Category Archives: Sculpture

Luis Salvador Carmona (Detroit)

2017-01-carmona

 

The Detroit Institute of Arts Museum has acquired a Virgin and Child by Luis Salvador Carmona (1709-1767). The work was created in response to a commission of c.1750-51 “from the brotherhood attached to the Royal Tapestry Factory, Madrid, […] for their chapel.”

Madrid: Master Mateo at the Prado

2016-11-mastermateo2016-11-mastermateo-text-jpgMaster Mateo and his work for the cathedral in Santiago de Compostela

Madrid, Museo del Prado, Villanueva Building

The exhibition brings together an exceptional group of fourteen works that were removed in the past from their original location (the west façade and choir of the Cathedral in Santiago de Compostela) and are now housed in the cathedral museum and in different institutions and private collections.

Notable among them are the recently restored sculptures of David and Solomon, and a Statue-column of a male figure holding a cartouche that was found last October inside the cathedral’s south tower, a discovery that represents an enormous advance in our knowledge of Master Mateo’s activities in the cathedral of Santiago de Compostela.

Co-organised with the Real Academia Gallega de Bellas Artes, and the Fundación Catedral de Santiago.

Sculpture in the City (Londo)

2016-logo-city-of-london

Sculpture in the City

City of London
July 2016 to May 2017

15 large-scale public sculptures by artists including the Catalan sculptor Jaume Plensa’s Laura (2013), one of his female portraits symbolising the state of dreaming and aspiration (shown near ‘the Gherkin’); and four works from Peruvian-born Lizi Sánchez’s abstract Cadenetas series (2016) of small brightly-coloured lead rings cut into loops forming interlocking rings.

Connect here for map of the City of London Sculpture Trail.

 

Joana Vasconcelos at Waddesdon Manor

2016-07-Vasconcelos_MF_bJoana Vasconcelos: Lafite

Waddesdon Manor, Aylesbury, Buckinghamshire
15 June – 23 October 2016

Major new addition to Waddesdon’s contemporary art collection, and part of its programme to work with contemporary artists. A pair of sculptures by Joana Vasconcelos has been installed on the North Front. In the form of a giant pair of candlesticks made of glass wine bottles (from Château Lafite Rothschild), set on a steel armature and lit from within with fibre-optic strands, they symbolise the Rothschild family’s connection to the world of wine.
Joana Vasconcelos (b.1971) lives and works in Lisbon and exhibits internationally, most recently at the Château de Versailles and at the Manchester City Art Gallery.
Video showing Vasconcelos and her team construct the sculptures, with Lord Rothschild talking about them.

2016-06-gomis

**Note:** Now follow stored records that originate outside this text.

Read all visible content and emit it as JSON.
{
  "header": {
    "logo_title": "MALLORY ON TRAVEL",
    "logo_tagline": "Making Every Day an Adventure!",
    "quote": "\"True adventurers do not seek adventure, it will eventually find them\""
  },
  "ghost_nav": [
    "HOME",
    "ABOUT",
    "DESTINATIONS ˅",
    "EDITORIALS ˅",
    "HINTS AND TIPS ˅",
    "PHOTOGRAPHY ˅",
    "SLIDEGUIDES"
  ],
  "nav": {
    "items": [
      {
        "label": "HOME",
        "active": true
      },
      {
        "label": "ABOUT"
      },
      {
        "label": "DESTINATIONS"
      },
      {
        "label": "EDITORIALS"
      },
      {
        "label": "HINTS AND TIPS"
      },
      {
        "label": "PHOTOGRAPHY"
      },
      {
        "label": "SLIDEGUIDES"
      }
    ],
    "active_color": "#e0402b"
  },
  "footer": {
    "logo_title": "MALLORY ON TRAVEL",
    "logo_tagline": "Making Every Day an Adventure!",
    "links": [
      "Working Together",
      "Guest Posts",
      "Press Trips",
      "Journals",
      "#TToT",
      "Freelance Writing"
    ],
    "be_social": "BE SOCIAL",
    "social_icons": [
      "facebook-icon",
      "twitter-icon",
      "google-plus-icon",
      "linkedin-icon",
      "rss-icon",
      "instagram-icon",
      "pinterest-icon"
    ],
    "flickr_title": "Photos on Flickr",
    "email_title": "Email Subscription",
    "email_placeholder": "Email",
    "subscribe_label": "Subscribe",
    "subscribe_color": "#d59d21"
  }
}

Joaquím Gomis: Fundición Gimeno/Gimeno Foundry

Fundació Joan Miró, Barcelona
10 May – 18 September 2016

Photographic exhibition focussing on the development of Catalan sculpture from the 1900s to the 1940s, including a series of images taken by Gomis (1902-1991) of his friend Miró’s visits to the Barcelona-based Gimeno foundry between 1944 and 1949, where the sculptor created his first series of bronzes. When Gomis (the first president of the Miró Foundation, 1972-75) visited the foundry workshop it had accumulated many sculpted rejects and forgotten maquettes left behind over the past four decades, which he captured with his camera.

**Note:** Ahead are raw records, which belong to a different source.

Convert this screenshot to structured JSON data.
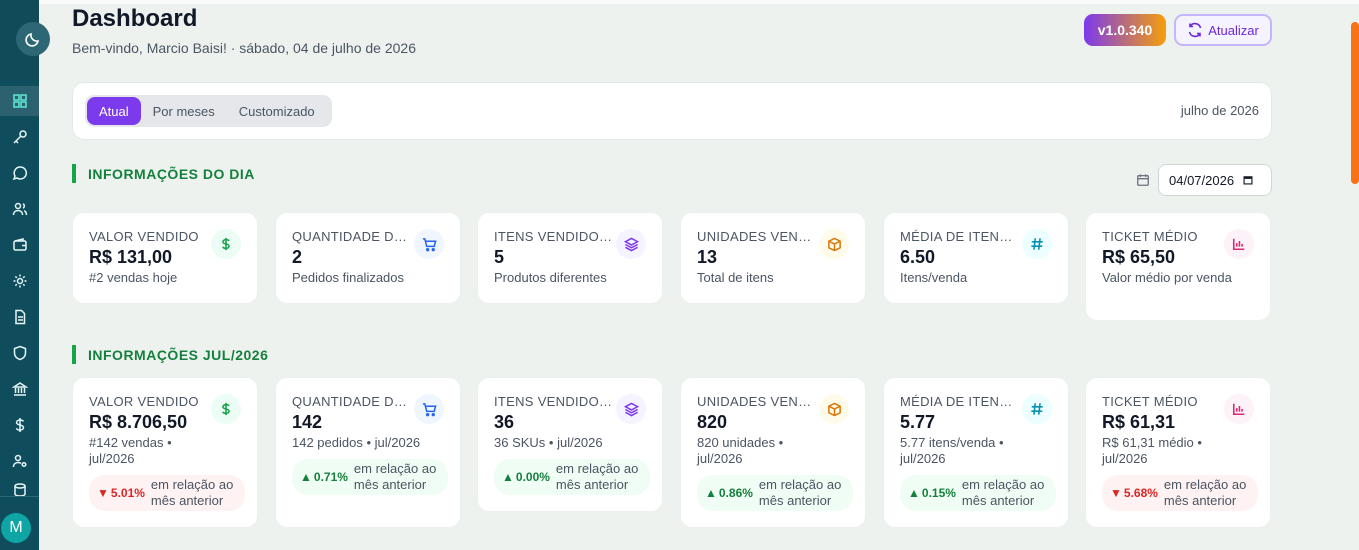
{
  "header": {
    "title": "Dashboard",
    "subtitle": "Bem-vindo, Marcio Baisi! · sábado, 04 de julho de 2026",
    "version": "v1.0.340",
    "refresh_label": "Atualizar"
  },
  "user": {
    "initial": "M"
  },
  "sidebar": {
    "icons": [
      "dashboard-icon",
      "key-icon",
      "chat-icon",
      "users-icon",
      "wallet-icon",
      "gear-icon",
      "document-icon",
      "shield-icon",
      "bank-icon",
      "dollar-icon",
      "user-key-icon",
      "database-icon"
    ]
  },
  "filter": {
    "tabs": [
      "Atual",
      "Por meses",
      "Customizado"
    ],
    "active_tab": "Atual",
    "period": "julho de 2026"
  },
  "day_section": {
    "title": "INFORMAÇÕES DO DIA",
    "date": "04/07/2026",
    "cards": [
      {
        "label": "VALOR VENDIDO",
        "value": "R$ 131,00",
        "sub": "#2 vendas hoje",
        "icon": "dollar-icon"
      },
      {
        "label": "QUANTIDADE DE V...",
        "value": "2",
        "sub": "Pedidos finalizados",
        "icon": "cart-icon"
      },
      {
        "label": "ITENS VENDIDOS (...",
        "value": "5",
        "sub": "Produtos diferentes",
        "icon": "layers-icon"
      },
      {
        "label": "UNIDADES VENDI...",
        "value": "13",
        "sub": "Total de itens",
        "icon": "box-icon"
      },
      {
        "label": "MÉDIA DE ITENS P...",
        "value": "6.50",
        "sub": "Itens/venda",
        "icon": "hash-icon"
      },
      {
        "label": "TICKET MÉDIO",
        "value": "R$ 65,50",
        "sub": "Valor médio por venda",
        "icon": "bar-chart-icon"
      }
    ]
  },
  "month_section": {
    "title": "INFORMAÇÕES JUL/2026",
    "cards": [
      {
        "label": "VALOR VENDIDO",
        "value": "R$ 8.706,50",
        "sub": "#142 vendas • jul/2026",
        "icon": "dollar-icon",
        "trend_dir": "down",
        "trend_arrow": "▼",
        "trend_pct": "5.01%",
        "trend_text": "em relação ao mês anterior"
      },
      {
        "label": "QUANTIDADE DE V...",
        "value": "142",
        "sub": "142 pedidos • jul/2026",
        "icon": "cart-icon",
        "trend_dir": "up",
        "trend_arrow": "▲",
        "trend_pct": "0.71%",
        "trend_text": "em relação ao mês anterior"
      },
      {
        "label": "ITENS VENDIDOS (...",
        "value": "36",
        "sub": "36 SKUs • jul/2026",
        "icon": "layers-icon",
        "trend_dir": "up",
        "trend_arrow": "▲",
        "trend_pct": "0.00%",
        "trend_text": "em relação ao mês anterior"
      },
      {
        "label": "UNIDADES VENDI...",
        "value": "820",
        "sub": "820 unidades • jul/2026",
        "icon": "box-icon",
        "trend_dir": "up",
        "trend_arrow": "▲",
        "trend_pct": "0.86%",
        "trend_text": "em relação ao mês anterior"
      },
      {
        "label": "MÉDIA DE ITENS P...",
        "value": "5.77",
        "sub": "5.77 itens/venda • jul/2026",
        "icon": "hash-icon",
        "trend_dir": "up",
        "trend_arrow": "▲",
        "trend_pct": "0.15%",
        "trend_text": "em relação ao mês anterior"
      },
      {
        "label": "TICKET MÉDIO",
        "value": "R$ 61,31",
        "sub": "R$ 61,31 médio • jul/2026",
        "icon": "bar-chart-icon",
        "trend_dir": "down",
        "trend_arrow": "▼",
        "trend_pct": "5.68%",
        "trend_text": "em relação ao mês anterior"
      }
    ]
  },
  "colors": {
    "accent": "#7c3aed",
    "sidebar": "#0f4c5c",
    "section_title": "#15803d",
    "trend_up": "#15803d",
    "trend_down": "#dc2626"
  }
}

CfP: The Matter of Sculpture in Southern Italy, Spain and the New World

El Greco: St Francis Kneeling in Meditation (Art Institute of Chicago)

El Greco: St Francis Kneeling in Meditation (Art Institute of Chicago)

Renaissance Society of America (RSA) 2017 Conference
Chicago, 30 March – 1 April 2017

Call for Papers:
The Matter of Sculpture in Southern Italy, Spain and the New World

The history of sculpture has, particularly with regard to the early modern period, been dominated by studies on marble and bronze, materials that are at the core of traditional art literature. Yet, as Michael Baxandall has shown in his Limewood Sculptors of Renaissance Germany, different materials might be related to different geographies and very different discourses. This session aims to explore the material richness of early modern sculpture, focusing in particular on the axis between the Kingdom of Naples, Sicily, Spain and the New World. More specifically, we are interested in the ways in which different materials might tell different stories about artistic developments, patronage, artists and local traditions, uncover different sources, and create new connections between various geographical areas. The wooden sculptures of Spain are a well-known example; one may also think, among others, of Sicilian wax sculptures, the silver sculptures of Naples, Lecce’s sculptures in the local pietra leccese, or the cornstalk-paste sculptures of Latin America.

Please send proposals to Johannes Röll (roell@biblhertz.it) and Joris van Gastel (gastel@biblhertz.it) by Sunday, 5 June 2016.

As per RSA guidelines, proposals must include the following: paper title (15-word maximum), abstract (150-word maximum), keywords, and a very brief curriculum vitae (300-word maximum).